For facial rejuvenation, the two main categories include non-ablative and ablative lasers, and these vary with post-procedure patient downtime. For tattoo removal, q-switched laser systems are available on the market, which are standard care for this type of procedure.
Once you’ve determined the class of laser you’d like to purchase based upon your patient population needs, you need to work towards finding the right device. My pearl here is to attend conferences, walk the floors and meet with the various vendors; do your research before attending the conference, and perhaps set up meetings in advance. Sometimes the best pricing for a laser can be obtained at the conference. Consider attending the talks sponsored by the company at the trade shows. Speak with the presenters after their talk one-on-one to get their input on the laser. You might want to follow up by attending company-sponsored webinars. This allows you to interact with the company and physician presenter in a different manner by asking questions virtually in an online classroom-type setting. It will also help you to narrow your focus to one or two devices in the category you are interested in.
Finally, get the laser device in for a demo.

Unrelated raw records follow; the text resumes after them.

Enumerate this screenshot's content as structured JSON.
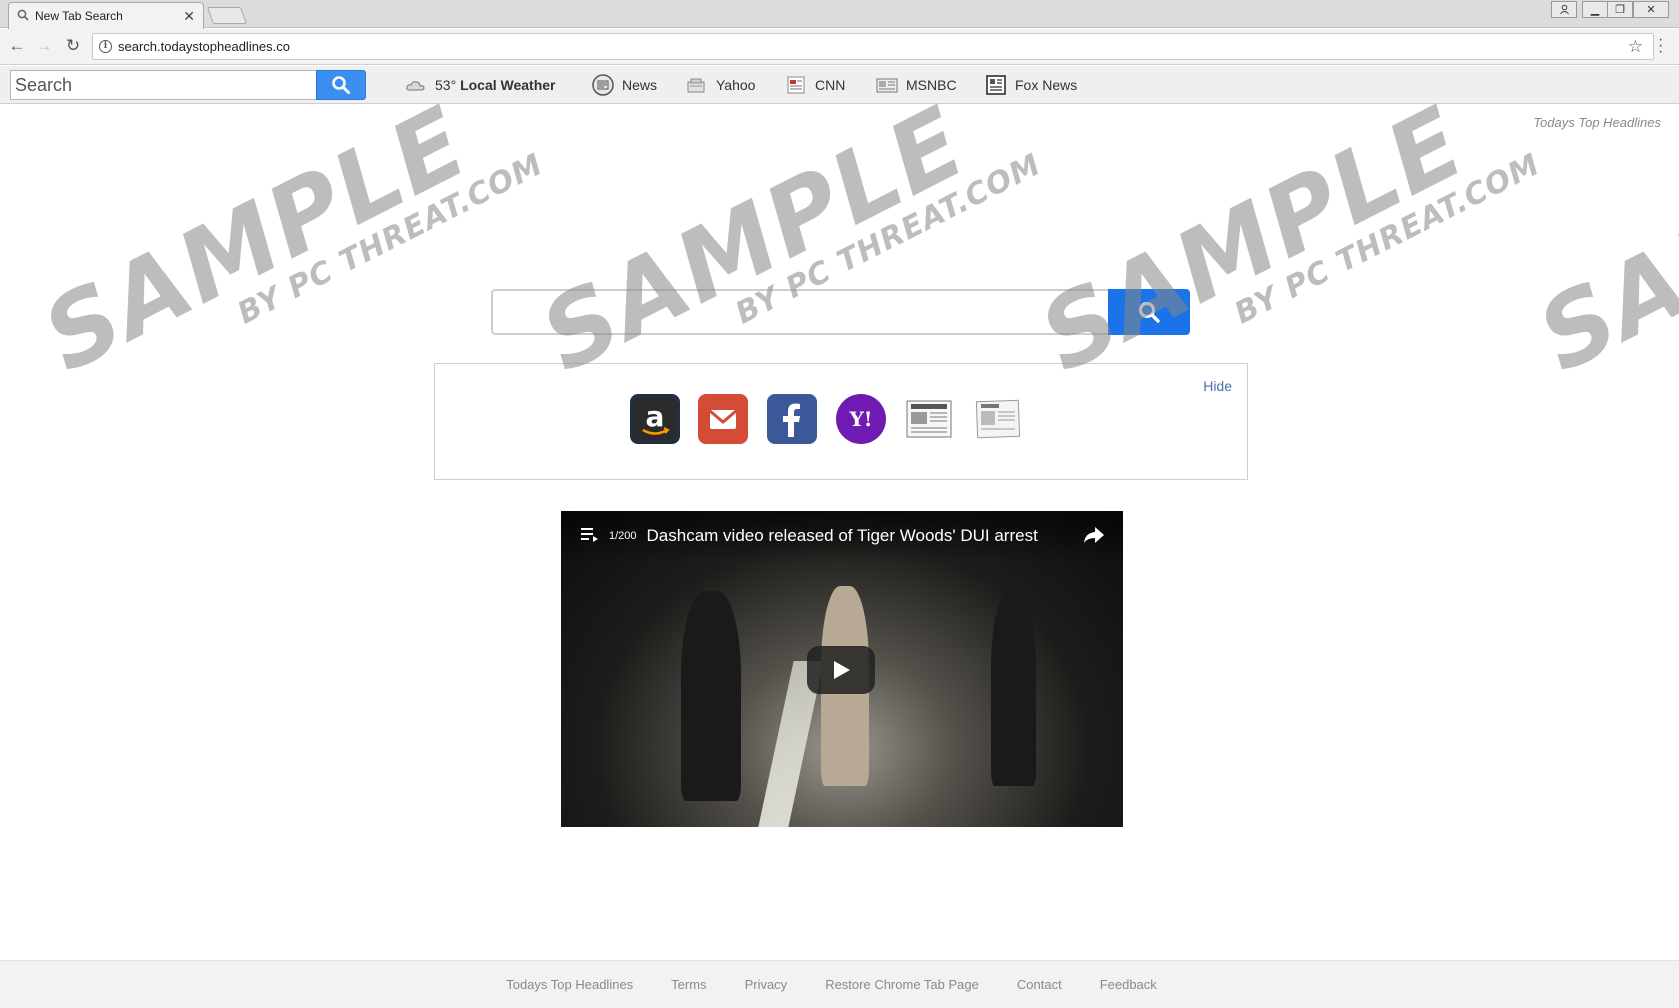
{
  "browser": {
    "tab_title": "New Tab Search",
    "url": "search.todaystopheadlines.co"
  },
  "extension_bar": {
    "search_placeholder": "Search",
    "weather_temp": "53°",
    "weather_label": "Local Weather",
    "links": [
      {
        "label": "News",
        "icon": "news-icon"
      },
      {
        "label": "Yahoo",
        "icon": "yahoo-icon"
      },
      {
        "label": "CNN",
        "icon": "cnn-icon"
      },
      {
        "label": "MSNBC",
        "icon": "msnbc-icon"
      },
      {
        "label": "Fox News",
        "icon": "fox-news-icon"
      }
    ]
  },
  "page": {
    "brand": "Todays Top Headlines",
    "hide_label": "Hide",
    "shortcuts": [
      {
        "name": "amazon-icon",
        "color": "#232f3e"
      },
      {
        "name": "gmail-icon",
        "color": "#d44c35"
      },
      {
        "name": "facebook-icon",
        "color": "#3b5998"
      },
      {
        "name": "yahoo-icon",
        "color": "#6f1bb2"
      },
      {
        "name": "newspaper-icon",
        "color": "#e8e8e8"
      },
      {
        "name": "daily-news-icon",
        "color": "#e8e8e8"
      }
    ]
  },
  "video": {
    "count": "1/200",
    "title": "Dashcam video released of Tiger Woods' DUI arrest"
  },
  "watermark": {
    "big": "SAMPLE",
    "small": "BY PC THREAT.COM"
  },
  "footer": {
    "links": [
      "Todays Top Headlines",
      "Terms",
      "Privacy",
      "Restore Chrome Tab Page",
      "Contact",
      "Feedback"
    ]
  },
  "colors": {
    "search_button": "#1a73e8",
    "link": "#4a6ea8"
  }
}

The company should be happy to bring the laser to you and allow you to try it for a period of time. Many companies will allow you to borrow it for a day of even weeks. By utilizing the device with your patients you will see how it performs and can assess your comfort level with it prior to purchase.